A renovation wave for Europe

The Commission published on 14 October 2020 a new strategy to boost renovation called “A Renovation Wave for Europe – Greening our buildings, creating jobs, improving lives”

A renovation wave for Europe

A refurbished and improved building stock in the EU will help pave the way for a decarbonised and clean energy system, as the building sector is one of the largest energy consumers in Europe, responsible for more than one-third of the EU’s emissions. But only 1% of buildings undergo energy-efficient renovation every year, so effective action is crucial to making Europe climate-neutral by 2050. Currently, roughly 75% of the building stock is energy inefficient, yet almost 85-95% of today’s buildings will still be in use in 2050.

Renovation of both public and private buildings is an essential measure in this context and has been singled out in the European Green Deal as a key initiative to drive energy efficiency in the sector and deliver on objectives. 

Moreover, given the labour-intensive nature of the building sector, which is largely dominated by local businesses, the Commission’s post-COVID-19 recovery plan identified doubling the rate of the renovation as a specific aim for kick-starting the European recovery.

A renovation wave for Europe

To pursue this ambition of energy gains and economic growth, the Commission published on 14 October 2020 a new strategy to boost renovation called “A Renovation Wave for Europe – Greening our buildings, creating jobs, improving lives (COM(2020)662). It aims to double annual energy renovation rates in the next ten years. These renovations will enhance the quality of life for people living in and using the buildings, reduce Europe’s greenhouse gas emissions, and create up to 160,000 additional green jobs in the construction sector.

With nearly 34 million Europeans unable to afford to keep their home adequately heated, renovation is also an important response to energy poverty. It can address the health and wellbeing of vulnerable people while reducing their energy bills, as outlined in the Commission Recommendation on Energy Poverty (C(2020)9600), which was published as part of the Renovation wave strategy.

In parallel to the strategy, the Commission adopted new rules for the smart readiness of buildings (C(2020)6929-6930). Specifically, the smart readiness indicator aims to promote digitally friendly renovations, integrate renewable energy and enable measurements of actual energy consumption.

The Commission launched, at the same time as the Renovation wave strategy, the initiative on the New European Bauhaus. It will be a driving force, bringing the European Green Deal closer to citizens in an attractive, innovative and human-centred way. It will act as a network and contact point, creating a bridge between the world of science and technology and the world of art and culture.

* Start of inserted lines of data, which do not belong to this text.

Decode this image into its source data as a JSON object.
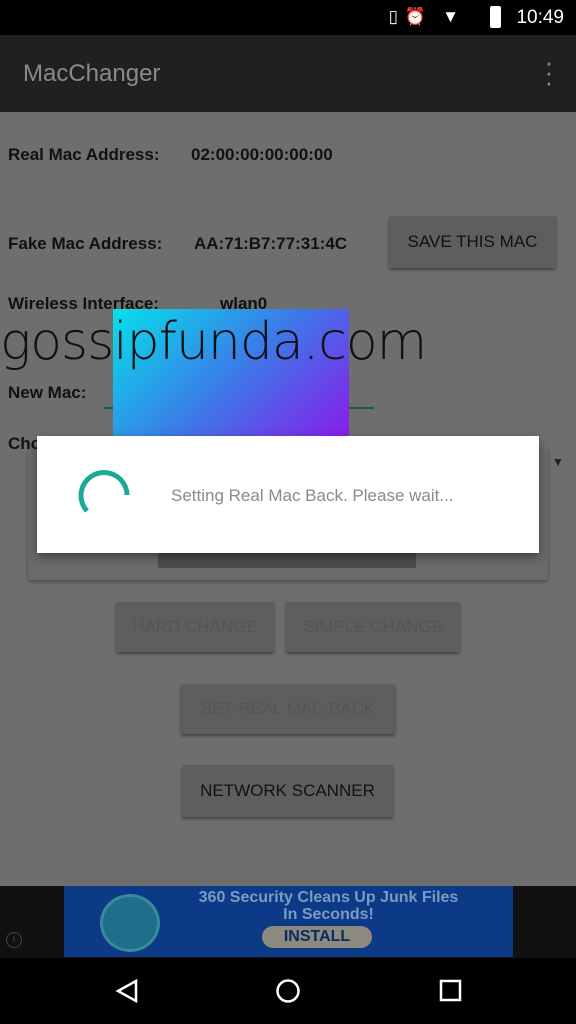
{
  "status_bar": {
    "time": "10:49",
    "icons": [
      "vibrate-icon",
      "alarm-icon",
      "wifi-icon",
      "battery-icon"
    ]
  },
  "app_bar": {
    "title": "MacChanger",
    "menu_icon": "more-vert-icon"
  },
  "main": {
    "real_mac_label": "Real Mac Address:",
    "real_mac_value": "02:00:00:00:00:00",
    "fake_mac_label": "Fake Mac Address:",
    "fake_mac_value": "AA:71:B7:77:31:4C",
    "save_button": "SAVE THIS MAC",
    "interface_label": "Wireless Interface:",
    "interface_value": "wlan0",
    "new_mac_label": "New Mac:",
    "new_mac_value": "",
    "choose_label": "Cho",
    "hard_change": "HARD CHANGE",
    "simple_change": "SIMPLE CHANGE",
    "set_real_mac_back": "SET REAL MAC BACK",
    "network_scanner": "NETWORK SCANNER"
  },
  "watermark": {
    "text": "gossipfunda.com"
  },
  "dialog": {
    "message": "Setting Real Mac Back. Please wait...",
    "spinner_color": "#1ea896"
  },
  "ad": {
    "line1": "360 Security Cleans Up Junk Files",
    "line2": "In Seconds!",
    "button": "INSTALL"
  },
  "nav": {
    "back": "back-icon",
    "home": "home-icon",
    "recents": "recents-icon"
  }
}
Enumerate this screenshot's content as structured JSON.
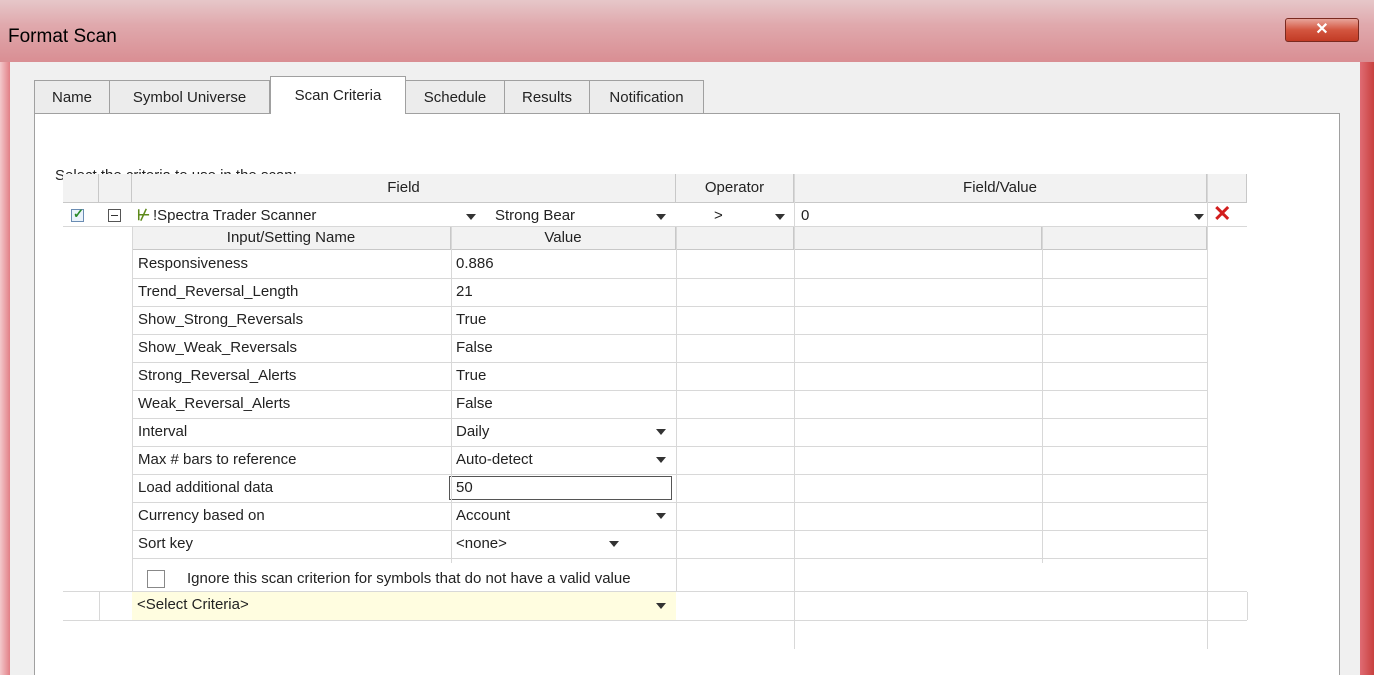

The renovation wave initiative will build on measures agreed under the Clean Energy for all Europeans package, notably the requirement for each EU country to publish a long-term building renovation strategy (LTRS), other aspects of the amending Directive on the Energy Performance of Buildings ((EU) 2018/844), and building-related aspects of each EU country’s national energy and climate plans (NECP).